In today’s ever-growing motor market, knowing just how much your car is worth can make all the difference when it comes to selling and negotiating your desired price.
Whether you want to finance, part exchange, insure, sell or scrap your vehicle, knowing the market price of your car is essential. After all, knowing your car’s worth can be the difference between hundreds and thousands of pounds!
Not sure where to start? Here’s our guide to help you discover your car’s worth and how to make the most informed choice at the selling stage:
What increases a car’s value?
Before you even think about selling your vehicle, it’s worth figuring out what adds value to your car. This typically includes:
Full Service History
- Owning a car that has a full service history always holds more value than a vehicle with gaps or missing information. Any potential buyer wants to feel confident in their purchase, and the service history is where most buyers will look first.
- Just because your car is secondhand doesn’t mean that buyers won’t want a decent looking vehicle. Vehicles that are in good condition for their age, even with minor small wear and tear, will net a better price than your average used car
- Cars in excellent condition with zero damage will typically be worth more than the guide prices on offer
- Simple fact: some car colours are more popular than others! The top 5 usually includes grey, red, black, white and blue
- Desirable onboard technology can bump up your car’s value as long as it is in good working order

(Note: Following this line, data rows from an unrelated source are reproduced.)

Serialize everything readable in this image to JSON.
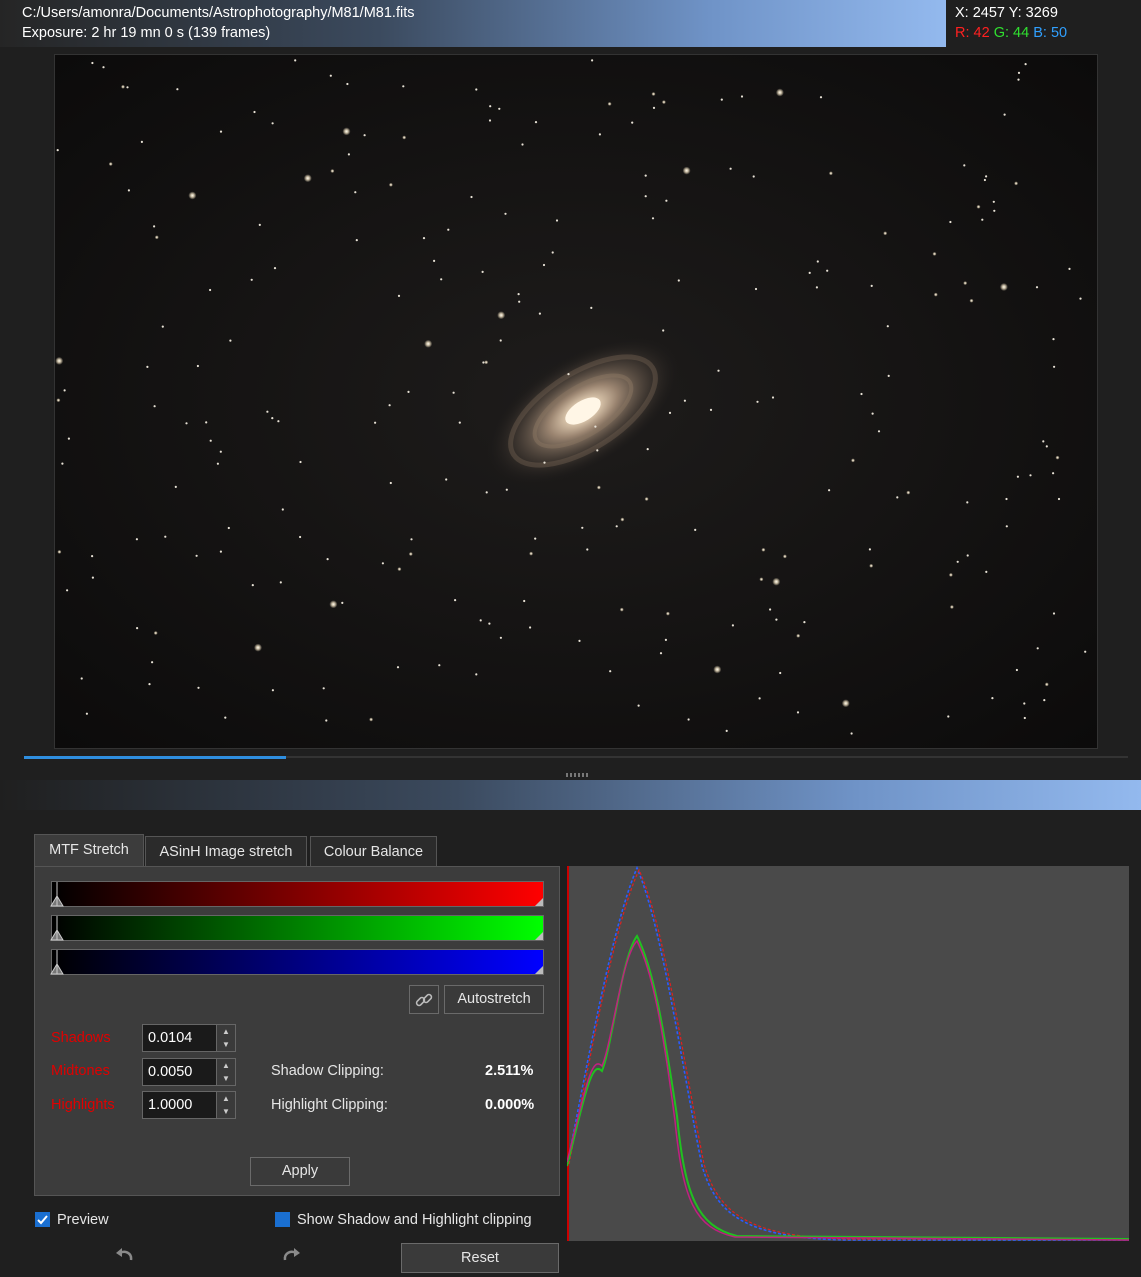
{
  "header": {
    "file_path": "C:/Users/amonra/Documents/Astrophotography/M81/M81.fits",
    "exposure": "Exposure: 2 hr 19 mn 0 s (139 frames)"
  },
  "pixel_info": {
    "xy": "X: 2457 Y: 3269",
    "r_label": "R:",
    "r_value": "42",
    "g_label": "G:",
    "g_value": "44",
    "b_label": "B:",
    "b_value": "50",
    "r_color": "#ff2020",
    "g_color": "#30e030",
    "b_color": "#30a0ff"
  },
  "load_progress": 0.237,
  "tabs": [
    {
      "label": "MTF Stretch",
      "active": true
    },
    {
      "label": "ASinH Image stretch",
      "active": false
    },
    {
      "label": "Colour Balance",
      "active": false
    }
  ],
  "mtf": {
    "link_icon": "link-icon",
    "autostretch_label": "Autostretch",
    "shadows_label": "Shadows",
    "shadows_value": "0.0104",
    "midtones_label": "Midtones",
    "midtones_value": "0.0050",
    "highlights_label": "Highlights",
    "highlights_value": "1.0000",
    "shadow_clipping_label": "Shadow Clipping:",
    "shadow_clipping_value": "2.511%",
    "highlight_clipping_label": "Highlight Clipping:",
    "highlight_clipping_value": "0.000%",
    "apply_label": "Apply"
  },
  "footer": {
    "preview_label": "Preview",
    "preview_checked": true,
    "clipping_label": "Show Shadow and Highlight clipping",
    "clipping_checked": false,
    "undo_icon": "undo-icon",
    "redo_icon": "redo-icon",
    "reset_label": "Reset"
  }
}
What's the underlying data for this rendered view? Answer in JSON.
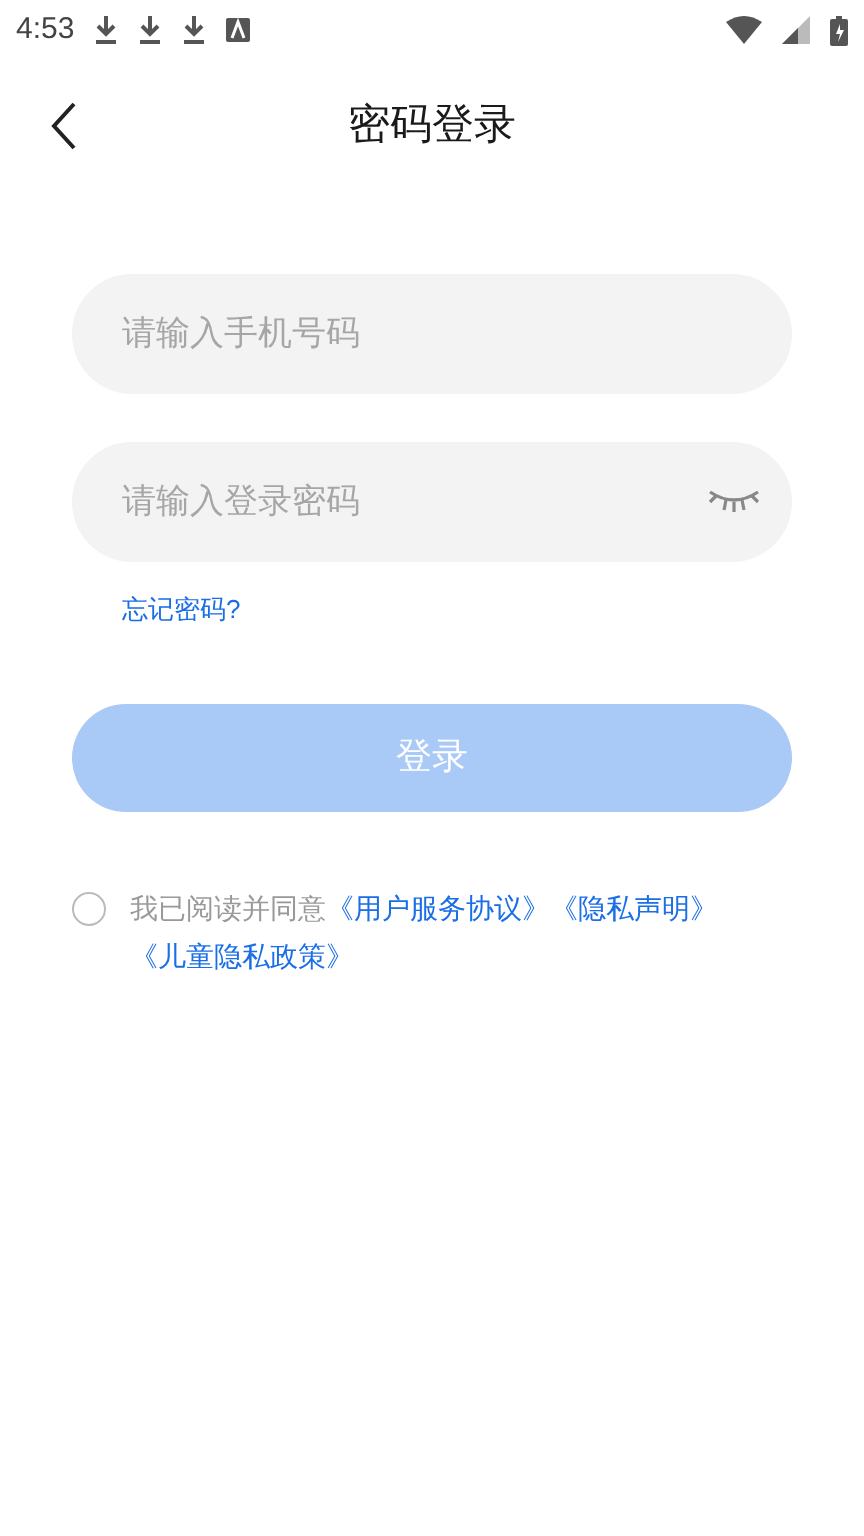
{
  "status_bar": {
    "time": "4:53"
  },
  "header": {
    "title": "密码登录"
  },
  "phone_field": {
    "placeholder": "请输入手机号码"
  },
  "password_field": {
    "placeholder": "请输入登录密码",
    "visible": false
  },
  "forgot_link": "忘记密码?",
  "login_button": {
    "label": "登录",
    "disabled": true
  },
  "agreement": {
    "checked": false,
    "prefix": "我已阅读并同意",
    "links": [
      "《用户服务协议》",
      "《隐私声明》",
      "《儿童隐私政策》"
    ]
  }
}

- Striking standout post-factory features such as alloy wheels, multimedia systems and more can add hundreds of pounds of value to your car

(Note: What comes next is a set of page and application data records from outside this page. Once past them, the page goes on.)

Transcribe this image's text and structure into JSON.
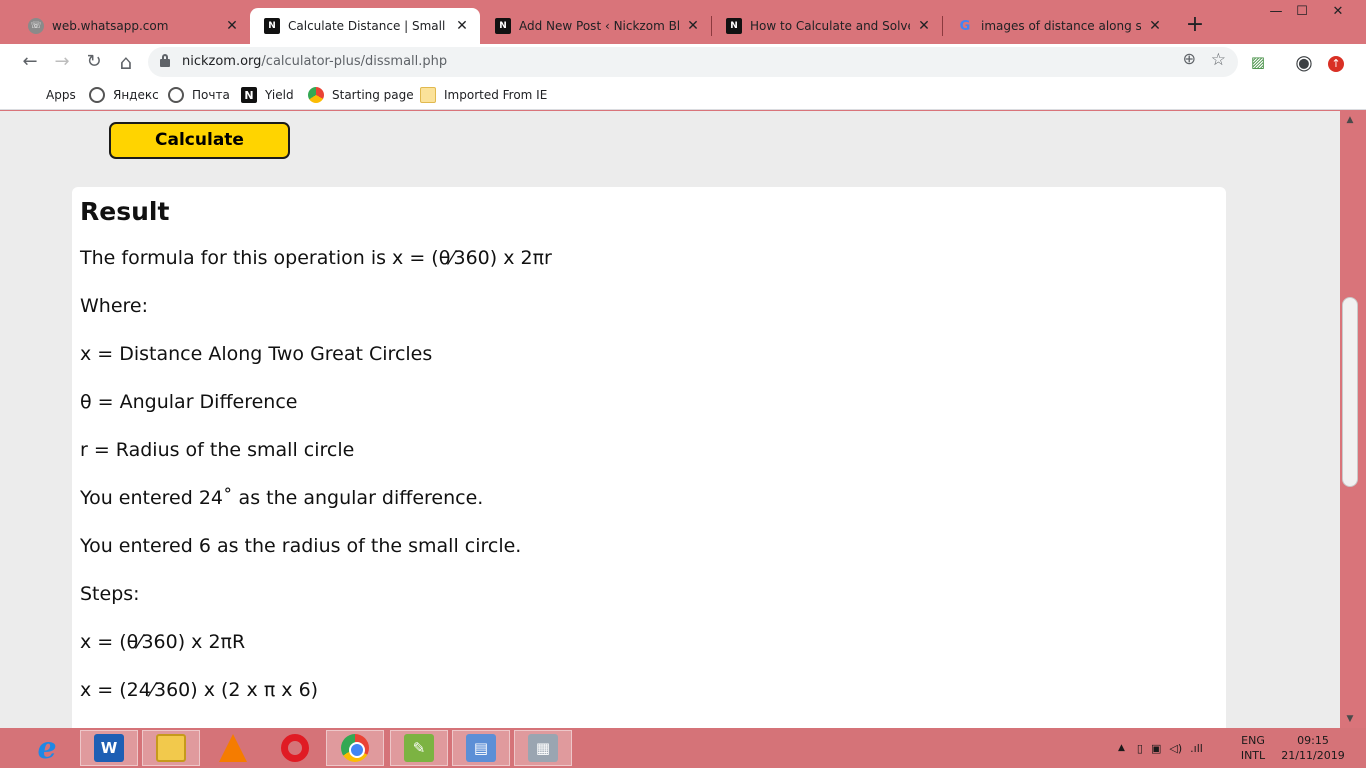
{
  "browser": {
    "tabs": [
      {
        "title": "web.whatsapp.com",
        "favicon": "whatsapp-icon",
        "active": false
      },
      {
        "title": "Calculate Distance | Small Circle",
        "favicon": "nickzom-icon",
        "active": true
      },
      {
        "title": "Add New Post ‹ Nickzom Blog —",
        "favicon": "nickzom-icon",
        "active": false
      },
      {
        "title": "How to Calculate and Solve for",
        "favicon": "nickzom-icon",
        "active": false
      },
      {
        "title": "images of distance along small",
        "favicon": "google-icon",
        "active": false
      }
    ],
    "close_glyph": "✕",
    "new_tab_glyph": "+",
    "window_controls": {
      "minimize": "—",
      "maximize": "☐",
      "close": "✕"
    },
    "address": {
      "host": "nickzom.org",
      "path": "/calculator-plus/dissmall.php"
    },
    "nav": {
      "back": "←",
      "forward": "→",
      "reload": "↻",
      "home": "⌂"
    },
    "bookmarks": [
      {
        "label": "Apps",
        "icon": "apps-grid-icon"
      },
      {
        "label": "Яндекс",
        "icon": "globe-icon"
      },
      {
        "label": "Почта",
        "icon": "globe-icon"
      },
      {
        "label": "Yield",
        "icon": "nickzom-icon"
      },
      {
        "label": "Starting page",
        "icon": "chrome-icon"
      },
      {
        "label": "Imported From IE",
        "icon": "folder-icon"
      }
    ]
  },
  "page": {
    "calculate_label": "Calculate",
    "result": {
      "heading": "Result",
      "lines": [
        "The formula for this operation is x = (θ⁄360) x 2πr",
        "Where:",
        "x = Distance Along Two Great Circles",
        "θ = Angular Difference",
        "r = Radius of the small circle",
        "You entered 24˚ as the angular difference.",
        "You entered 6 as the radius of the small circle.",
        "Steps:",
        "x = (θ⁄360) x 2πR",
        "x = (24⁄360) x (2 x π x 6)"
      ]
    }
  },
  "taskbar": {
    "apps": [
      "internet-explorer",
      "microsoft-word",
      "file-explorer",
      "vlc",
      "opera",
      "chrome",
      "notepad",
      "control-panel",
      "calculator"
    ],
    "language": {
      "line1": "ENG",
      "line2": "INTL"
    },
    "clock": {
      "time": "09:15",
      "date": "21/11/2019"
    }
  },
  "colors": {
    "frame": "#d9747a",
    "calculate_button": "#ffd400",
    "page_background": "#ececec",
    "card": "#ffffff"
  }
}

What decreases a car’s value?
Typically older vehicles or those that have simply had multiple owners in a short period of time can be a poor reflection on your car’s desirability. Some of the most detrimental things that can decrease your vehicle’s value include:
Gaps in Service History
- At a glance, any vehicle that doesn’t hold a detailed full service history will automatically put buyers off and ultimately reduces your vehicle’s value
- With any secondhand car sale, the valuation assumes that the vehicle is in good working order. Without an MOT, your car’s value will automatically lose value
Multiple previous owners
- Quite simply, any car that has been sold many times before can have a detrimental effect on your vehicle’s value. Fewer owners attached to your car automatically raises your car’s worth, as the likelihood of severe wear and tear and other issues such as engine faults are less likely
Significant wear and tear
- With any secondhand vehicle, you can expect slight damage from wear and tear. However, significant damage such as rust, chipped paint, or a damaged windscreen will likely reduce the value
Faulty or damaged parts
- Selling a car that needs to be fixed, regardless of the severity, will reduce its overall value
- From a fault with the window electrics to a damaged heater, if the buyer has to spend extra money fixing your vehicle, you’re going to lose out!
Don’t forget CO2 emissions
Now more than ever, there is a more significant push towards reducing CO2 emissions for good. You can no longer drive through the UK’s biggest cities such as London, Birmingham, Edinburgh, and Liverpool without incurring an emissions tax if your vehicle is not up to the strict standards in force.
Naturally, this has had an effect on the secondhand/used market. While looking through the classifieds, you’ll quickly discover that older BMWs and Jaguars are cheaper than ever before. The reason? Their emissions are incredibly high. Combining this with their high annual car tax, snapping up a worthwhile classic vehicle is becoming more and more undesirable.
Thankfully, the quickly evolving electric vehicle (EV) market is shaking things up in the industry. As a consequence, you can snap up a bargain in the used car sector to avoid those emissions-related penalties!
Know your engine type
While your vehicle’s value will take a hit due to CO2 emissions, it will also be affected by the type of engine. Combined with the UK government’s “Green Industrial Revolution” plans, it’s worth highlighting the imminent 2030 ban on the sale of all new petrol and diesel vehicles.
The secondhand market will undoubtedly take a hit. However, it is only the sale of new cars that is affected. So if you still want to drive or sell your current vehicle after this date, you can. The only thing to be wary of is the inevitable extra taxes you will have to pay on UK roads, which will likely affect the value of your car.
Does my car’s age affect its worth?
Yes. However, it’s worth bearing in mind that new vehicle’s depreciation is higher than older cars, as the previous owner will have taken the financial hit. On average, new vehicles depreciate by an average of 20-30% of their original value in their first year, which is good news for you!
Typically, most vehicles will lose up to 50% of their value within their first 3-5 years. What’s more, many cars aged 10 years or more, despite their excellent working order, can be worth as little as £1,000 – £2,000. So it’s worth keeping an eye on bucking trends in the market and timing the sale of your car well.
Spotlight on mileage
Want to know one of the clearest indicators of how much life is left in your vehicle? Check out your car’s mileage. The buyer certainly will!
Regardless of your vehicle’s age, low mileage can increase your car’s value by 20-30% compared to similar makes and models with high mileage.
Now that you have an idea of what makes your car a worthwhile sale, what will you do to increase its value? With the oncoming 2030 new petrol and diesel cars sales ban quickly approaching, there’s never been a better time to sell your vehicle.
If you’re in the market for a new car, check out what finance deals are available to you here.